updated 07/03/2000 AT 01:00 AM EDT
•originally published 07/03/2000 AT 01:00 AM EDT
Not quite the stuff of the Bard, perhaps, but so goes the plot of "Stuck," a short story from one of 13 hot and very heavy titles published by Rubenesque Romances, an imprint begun by 60-year-old grandmother of three Joanne Morse of Hampton, Va. "I got sick of reading romances with these perfect, blonde, skinny heroines," says Morse, a Hampton University pharmacology professor who, at 5'6", weighs in at just over 200 lbs. "How am I supposed to identify with that?"
So in 1994, Morse, who professes a love for "fried chicken, biscuits and whipped cream on anything," began churning out her steamy escapist fare for plus-size women. The books follow simple guidelines:
(1) The heroine must be significantly overweight.
(2) Her weight must be an obstacle to the romance, even if only in the woman's mind.
(3) The book must end happily, but not because the heroine has lost weight. Bound by hand with the help of Morse's daughter Laurie Mitchell, 37, and two of Mitchell's three daughters, the books have proven a modest hit online (they're sold at www.rubenesqueromances.com and at Amazon.com). Says Rubenesque editor Cynthia MacGregor: "Joanne fills a niche for the plus-size woman who wants to know where her Prince Charming is."

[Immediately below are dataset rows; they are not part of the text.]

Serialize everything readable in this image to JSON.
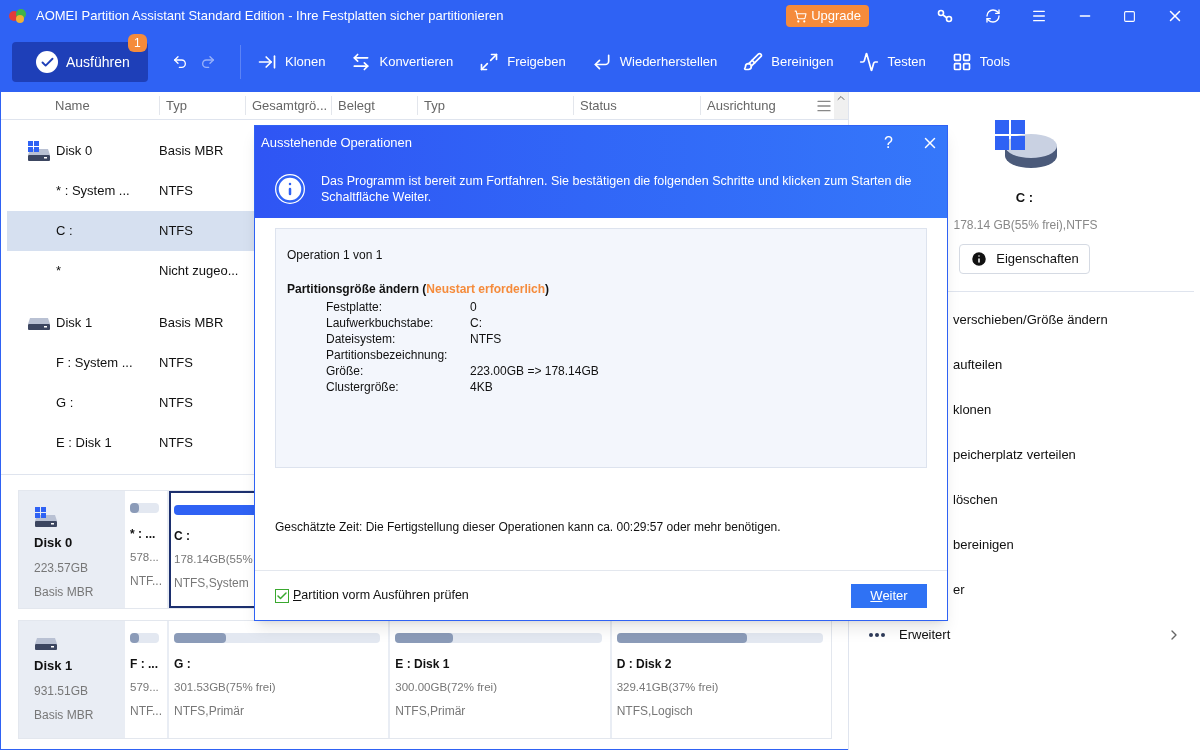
{
  "window": {
    "title": "AOMEI Partition Assistant Standard Edition - Ihre Festplatten sicher partitionieren",
    "upgrade": "Upgrade"
  },
  "toolbar": {
    "execute": {
      "label": "Ausführen",
      "badge": "1"
    },
    "items": [
      {
        "label": "Klonen"
      },
      {
        "label": "Konvertieren"
      },
      {
        "label": "Freigeben"
      },
      {
        "label": "Wiederherstellen"
      },
      {
        "label": "Bereinigen"
      },
      {
        "label": "Testen"
      },
      {
        "label": "Tools"
      }
    ]
  },
  "table": {
    "columns": [
      "Name",
      "Typ",
      "Gesamtgrö...",
      "Belegt",
      "Typ",
      "Status",
      "Ausrichtung"
    ],
    "rows": [
      {
        "kind": "system-disk",
        "name": "Disk 0",
        "type": "Basis MBR",
        "selected": false
      },
      {
        "kind": "partition",
        "name": "* : System ...",
        "type": "NTFS",
        "selected": false
      },
      {
        "kind": "partition",
        "name": "C :",
        "type": "NTFS",
        "selected": true
      },
      {
        "kind": "partition",
        "name": "*",
        "type": "Nicht zugeo...",
        "selected": false
      },
      {
        "kind": "disk",
        "name": "Disk 1",
        "type": "Basis MBR",
        "selected": false
      },
      {
        "kind": "partition",
        "name": "F : System ...",
        "type": "NTFS",
        "selected": false
      },
      {
        "kind": "partition",
        "name": "G :",
        "type": "NTFS",
        "selected": false
      },
      {
        "kind": "partition",
        "name": "E : Disk 1",
        "type": "NTFS",
        "selected": false
      }
    ]
  },
  "disk_map": [
    {
      "kind": "system-disk",
      "name": "Disk 0",
      "size": "223.57GB",
      "type": "Basis MBR",
      "partitions": [
        {
          "name": "* : ...",
          "size": "578...",
          "fs": "NTF...",
          "level": 0.3,
          "selected": false,
          "wide": false
        },
        {
          "name": "C :",
          "size": "178.14GB(55%",
          "fs": "NTFS,System",
          "level": 0.45,
          "selected": true,
          "wide": true
        }
      ]
    },
    {
      "kind": "disk",
      "name": "Disk 1",
      "size": "931.51GB",
      "type": "Basis MBR",
      "partitions": [
        {
          "name": "F : ...",
          "size": "579...",
          "fs": "NTF...",
          "level": 0.3,
          "selected": false,
          "wide": false
        },
        {
          "name": "G :",
          "size": "301.53GB(75% frei)",
          "fs": "NTFS,Primär",
          "level": 0.25,
          "selected": false,
          "wide": true
        },
        {
          "name": "E : Disk 1",
          "size": "300.00GB(72% frei)",
          "fs": "NTFS,Primär",
          "level": 0.28,
          "selected": false,
          "wide": true
        },
        {
          "name": "D : Disk 2",
          "size": "329.41GB(37% frei)",
          "fs": "NTFS,Logisch",
          "level": 0.63,
          "selected": false,
          "wide": true
        }
      ]
    }
  ],
  "side_panel": {
    "name": "C :",
    "detail": "178.14 GB(55% frei),NTFS",
    "properties": "Eigenschaften",
    "actions": [
      {
        "kind": "action",
        "label": "verschieben/Größe ändern"
      },
      {
        "kind": "action",
        "label": "aufteilen"
      },
      {
        "kind": "action",
        "label": "klonen"
      },
      {
        "kind": "action",
        "label": "peicherplatz verteilen"
      },
      {
        "kind": "action",
        "label": "löschen"
      },
      {
        "kind": "action",
        "label": "bereinigen"
      },
      {
        "kind": "action",
        "label": "er"
      },
      {
        "kind": "submenu",
        "label": "Erweitert"
      }
    ]
  },
  "dialog": {
    "title": "Ausstehende Operationen",
    "help": "?",
    "info": "Das Programm ist bereit zum Fortfahren. Sie bestätigen die folgenden Schritte und klicken zum Starten die Schaltfläche Weiter.",
    "counter": "Operation 1 von 1",
    "op_title": "Partitionsgröße ändern (",
    "op_note": "Neustart erforderlich",
    "op_title_end": ")",
    "details": [
      {
        "label": "Festplatte:",
        "value": "0"
      },
      {
        "label": "Laufwerkbuchstabe:",
        "value": "C:"
      },
      {
        "label": "Dateisystem:",
        "value": "NTFS"
      },
      {
        "label": "Partitionsbezeichnung:"
      },
      {
        "label": "Größe:",
        "value": "223.00GB => 178.14GB"
      },
      {
        "label": "Clustergröße:",
        "value": "4KB"
      }
    ],
    "estimate": "Geschätzte Zeit: Die Fertigstellung dieser Operationen kann ca. 00:29:57 oder mehr benötigen.",
    "check": {
      "label": "Partition vorm Ausführen prüfen",
      "checked": true
    },
    "button": "Weiter"
  }
}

And while the twice-divorced Morse has been unlucky in real-life romance so far, she hasn't given up on finding her prince yet. "Lots of fat women really do find true love," she says. "People need to know they can be loved for who they are, not just what they look like."